You are here
For years, the United States has lagged behind the rest of the world’s large markets in the adoption of Europay, MasterCard and Visa (EMV) technology to reduce magnetic-strip card-related fraud. Today, in the wake of massive and much publicized security breaches among U.S. retailers and increased card fraud losses, the United States is moving to widespread EMV adoption and the use of integrated circuit cards, commonly referred to as Chip-n-Pin or smart cards. By themselves, however, these regulations won't prevent all payment card fraud, nor will they mitigate the financial and brand risks associated with fraud.
The new technology is aimed at reducing card fraud resulting from counterfeit, lost or stolen cards. In addition to the transition costs -- and perhaps more importantly -- grocers could find themselves on the hook for fraudulent transactions that were previously absorbed by card issuers. This could prove to be a larger-than-expected financial liability for unprepared grocers, merchants and their executive leadership teams.
Payment security has gained the attention of CEOs and boardrooms alike, and is beginning to compete with e-commerce and customer engagement as the most discussed topic in the retail industry. The reality is that EMV adoption is just the first step toward a more cohesive payment acceptance and processing strategy, embracing mobile and online payment and customer engagement considerations, to complement a grocer’s core business strategy. The advantage is not just in terms of risk avoidance and mitigation, but also in terms of improved customer engagement through the true currency of digital payments: trust.
Most grocers may not understand the total amount of fraud they generate today via their transactions. While grocers are aware of -- and are currently liable for -- knowingly fraudulent transactions, this represents only a portion of total fraud now absorbed by financial institutions and card issuers. That's because card issuers build the cost of card-present fraud into their transaction model. The true amount of fraud is hidden from view and offset by the transaction costs charged to grocers.
Grocers using their current level of card-present fraud in future financial scenarios could be unprepared for the amount of fraudulent transactions billed back to them once the new rules are in place.

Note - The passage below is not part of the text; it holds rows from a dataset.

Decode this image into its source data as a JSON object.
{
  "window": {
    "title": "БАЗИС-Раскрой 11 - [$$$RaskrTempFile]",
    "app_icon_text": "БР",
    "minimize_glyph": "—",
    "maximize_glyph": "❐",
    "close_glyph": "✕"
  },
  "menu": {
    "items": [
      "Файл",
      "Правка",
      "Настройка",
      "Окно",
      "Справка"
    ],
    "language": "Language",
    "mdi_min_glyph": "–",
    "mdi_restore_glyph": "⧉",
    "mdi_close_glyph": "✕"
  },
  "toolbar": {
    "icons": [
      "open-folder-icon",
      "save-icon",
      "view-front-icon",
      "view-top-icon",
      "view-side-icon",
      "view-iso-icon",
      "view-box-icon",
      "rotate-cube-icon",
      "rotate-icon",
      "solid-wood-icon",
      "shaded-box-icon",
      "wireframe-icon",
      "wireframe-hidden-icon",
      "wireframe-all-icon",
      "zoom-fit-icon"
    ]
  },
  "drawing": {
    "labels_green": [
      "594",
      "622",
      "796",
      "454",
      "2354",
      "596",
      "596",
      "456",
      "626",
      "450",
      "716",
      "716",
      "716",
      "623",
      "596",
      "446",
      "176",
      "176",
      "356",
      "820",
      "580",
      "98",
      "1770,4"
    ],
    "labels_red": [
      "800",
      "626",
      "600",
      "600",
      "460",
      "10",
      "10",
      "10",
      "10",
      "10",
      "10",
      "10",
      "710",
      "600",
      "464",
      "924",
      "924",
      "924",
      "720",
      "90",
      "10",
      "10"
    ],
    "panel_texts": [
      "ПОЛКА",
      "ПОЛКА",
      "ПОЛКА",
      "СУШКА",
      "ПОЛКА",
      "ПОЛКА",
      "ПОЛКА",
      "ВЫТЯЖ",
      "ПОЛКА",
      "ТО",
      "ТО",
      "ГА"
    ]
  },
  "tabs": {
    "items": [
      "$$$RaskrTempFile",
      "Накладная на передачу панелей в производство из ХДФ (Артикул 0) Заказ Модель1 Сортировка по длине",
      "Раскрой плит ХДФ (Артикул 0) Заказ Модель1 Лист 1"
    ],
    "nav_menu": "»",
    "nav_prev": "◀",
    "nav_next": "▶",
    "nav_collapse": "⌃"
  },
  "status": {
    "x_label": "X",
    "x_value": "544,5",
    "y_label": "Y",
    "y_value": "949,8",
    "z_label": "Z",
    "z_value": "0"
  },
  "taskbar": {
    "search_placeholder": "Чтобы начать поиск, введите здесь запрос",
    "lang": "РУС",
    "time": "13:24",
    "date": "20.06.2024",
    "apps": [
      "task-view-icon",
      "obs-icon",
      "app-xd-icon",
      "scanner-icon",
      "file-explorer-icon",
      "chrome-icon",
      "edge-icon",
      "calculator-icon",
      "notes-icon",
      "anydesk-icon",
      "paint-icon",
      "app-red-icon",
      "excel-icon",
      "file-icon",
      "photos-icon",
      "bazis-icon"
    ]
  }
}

More Fraud Protection
While many grocers are focused on the purchase or upgrade of more secure POS terminals, successful EMV adoption requires more than a technology solution. And, although EMV is more secure than magnetic-strip cards, it won't stop all criminal card fraud activity. Beyond preparing for the immediate transition to EMV, grocers should consider additional fraud prevention measures to help avoid large security breaches, including network security, malware protection, end-to-end encryption, and tokenization of card data to render any stolen information unusable.
Other emerging needs include the resources, data and tools required to monitor, detect and manage fraud events. The banking industry has invested heavily in monitoring and alerts to detect and analyze fraud behavior, and grocers should now consider developing similar analytic capabilities. The analysis should encompass not only transaction fraud at the payment location, but also consumer buying behaviors and macro trends. As EMV gains wider adoption, fraud will move to other avenues such as card not present for e-commerce transactions, and emerging alternative payment methods. Including proactive monitoring and analytics in your payment strategy is crucial to protecting your customers and managing the risk to your brand.
The security of payment processing is important to customers, and the ability of grocers to secure payments will be an ongoing challenge. Developing an effective strategy is the first step in proactive planning, rather than reacting to regulatory and/or fraudulent events.